### Available data
=== Begin Enclosure ===

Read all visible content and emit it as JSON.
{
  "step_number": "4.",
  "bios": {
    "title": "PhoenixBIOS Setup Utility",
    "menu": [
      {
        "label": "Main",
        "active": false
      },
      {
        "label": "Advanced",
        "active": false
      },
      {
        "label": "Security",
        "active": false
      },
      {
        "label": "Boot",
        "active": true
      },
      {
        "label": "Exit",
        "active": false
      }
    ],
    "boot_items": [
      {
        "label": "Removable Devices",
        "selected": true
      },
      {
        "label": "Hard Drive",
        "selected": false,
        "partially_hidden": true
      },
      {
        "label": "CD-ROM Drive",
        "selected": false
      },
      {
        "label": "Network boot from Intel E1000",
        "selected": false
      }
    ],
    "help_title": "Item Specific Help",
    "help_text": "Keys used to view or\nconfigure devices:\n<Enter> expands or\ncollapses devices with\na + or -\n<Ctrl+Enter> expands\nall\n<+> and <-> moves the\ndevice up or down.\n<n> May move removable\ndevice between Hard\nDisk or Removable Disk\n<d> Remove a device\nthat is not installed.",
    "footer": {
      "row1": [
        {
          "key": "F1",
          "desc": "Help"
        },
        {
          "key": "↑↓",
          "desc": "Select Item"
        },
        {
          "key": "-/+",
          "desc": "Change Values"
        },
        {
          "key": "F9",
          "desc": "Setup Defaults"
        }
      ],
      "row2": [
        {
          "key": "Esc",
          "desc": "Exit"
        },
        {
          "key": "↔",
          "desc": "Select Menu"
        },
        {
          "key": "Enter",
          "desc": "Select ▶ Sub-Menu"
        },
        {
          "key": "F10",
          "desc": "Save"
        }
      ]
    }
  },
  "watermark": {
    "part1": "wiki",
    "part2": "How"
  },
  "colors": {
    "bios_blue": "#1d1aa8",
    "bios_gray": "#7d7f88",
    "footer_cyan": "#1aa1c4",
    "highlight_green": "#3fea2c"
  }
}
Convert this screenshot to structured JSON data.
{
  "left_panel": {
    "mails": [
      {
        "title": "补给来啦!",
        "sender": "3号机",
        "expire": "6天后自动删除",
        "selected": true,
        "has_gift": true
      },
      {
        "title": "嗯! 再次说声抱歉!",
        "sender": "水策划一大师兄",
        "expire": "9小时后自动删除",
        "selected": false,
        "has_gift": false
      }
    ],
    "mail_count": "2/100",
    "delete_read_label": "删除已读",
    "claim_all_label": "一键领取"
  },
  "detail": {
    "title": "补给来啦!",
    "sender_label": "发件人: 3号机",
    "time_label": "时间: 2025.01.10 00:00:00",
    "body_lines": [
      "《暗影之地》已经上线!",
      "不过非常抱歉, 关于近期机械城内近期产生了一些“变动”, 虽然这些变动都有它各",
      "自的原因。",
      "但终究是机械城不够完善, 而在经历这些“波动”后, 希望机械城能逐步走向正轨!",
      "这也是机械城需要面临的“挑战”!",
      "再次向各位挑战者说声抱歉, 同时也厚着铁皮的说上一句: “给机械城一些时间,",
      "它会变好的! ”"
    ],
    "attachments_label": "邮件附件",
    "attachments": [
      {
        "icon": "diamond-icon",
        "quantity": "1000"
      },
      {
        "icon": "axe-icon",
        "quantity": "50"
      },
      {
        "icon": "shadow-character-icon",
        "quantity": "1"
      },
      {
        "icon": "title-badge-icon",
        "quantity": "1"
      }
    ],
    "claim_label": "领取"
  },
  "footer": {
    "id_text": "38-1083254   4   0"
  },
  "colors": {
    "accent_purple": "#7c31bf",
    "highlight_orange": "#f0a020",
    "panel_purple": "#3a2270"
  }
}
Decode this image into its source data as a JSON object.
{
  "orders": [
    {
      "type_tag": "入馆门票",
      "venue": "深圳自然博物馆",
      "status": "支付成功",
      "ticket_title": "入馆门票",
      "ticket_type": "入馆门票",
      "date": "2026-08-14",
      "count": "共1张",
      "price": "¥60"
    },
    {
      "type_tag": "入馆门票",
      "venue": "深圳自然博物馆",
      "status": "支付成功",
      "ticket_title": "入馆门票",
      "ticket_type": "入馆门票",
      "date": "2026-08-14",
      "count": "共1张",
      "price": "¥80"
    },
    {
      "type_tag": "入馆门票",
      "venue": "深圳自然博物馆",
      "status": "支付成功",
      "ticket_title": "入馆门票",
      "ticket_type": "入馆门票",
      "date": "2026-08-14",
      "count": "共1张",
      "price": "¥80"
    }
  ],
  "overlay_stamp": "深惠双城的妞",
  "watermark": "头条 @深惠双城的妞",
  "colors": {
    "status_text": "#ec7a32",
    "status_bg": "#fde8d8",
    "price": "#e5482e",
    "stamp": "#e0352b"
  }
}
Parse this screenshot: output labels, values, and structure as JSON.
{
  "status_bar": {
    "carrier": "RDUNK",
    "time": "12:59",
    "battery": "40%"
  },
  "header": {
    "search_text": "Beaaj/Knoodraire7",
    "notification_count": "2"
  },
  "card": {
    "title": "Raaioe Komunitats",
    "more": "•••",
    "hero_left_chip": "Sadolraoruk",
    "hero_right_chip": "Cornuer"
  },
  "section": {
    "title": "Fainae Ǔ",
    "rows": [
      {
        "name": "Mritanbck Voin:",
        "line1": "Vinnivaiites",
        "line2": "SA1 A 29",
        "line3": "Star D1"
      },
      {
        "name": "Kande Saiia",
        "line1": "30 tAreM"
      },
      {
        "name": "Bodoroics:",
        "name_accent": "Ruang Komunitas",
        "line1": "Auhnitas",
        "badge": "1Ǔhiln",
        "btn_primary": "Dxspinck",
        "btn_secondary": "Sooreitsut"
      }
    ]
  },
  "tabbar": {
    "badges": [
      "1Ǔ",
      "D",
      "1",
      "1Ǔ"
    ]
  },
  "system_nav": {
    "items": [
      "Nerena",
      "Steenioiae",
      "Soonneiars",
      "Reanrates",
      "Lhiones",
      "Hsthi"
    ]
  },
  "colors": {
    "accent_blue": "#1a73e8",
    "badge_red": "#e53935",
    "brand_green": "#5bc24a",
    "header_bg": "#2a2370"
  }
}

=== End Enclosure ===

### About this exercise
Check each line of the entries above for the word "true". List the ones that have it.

### Result for this exercise
        "active": true
        "selected": true
        "partially_hidden": true
        "selected": true,
        "has_gift": true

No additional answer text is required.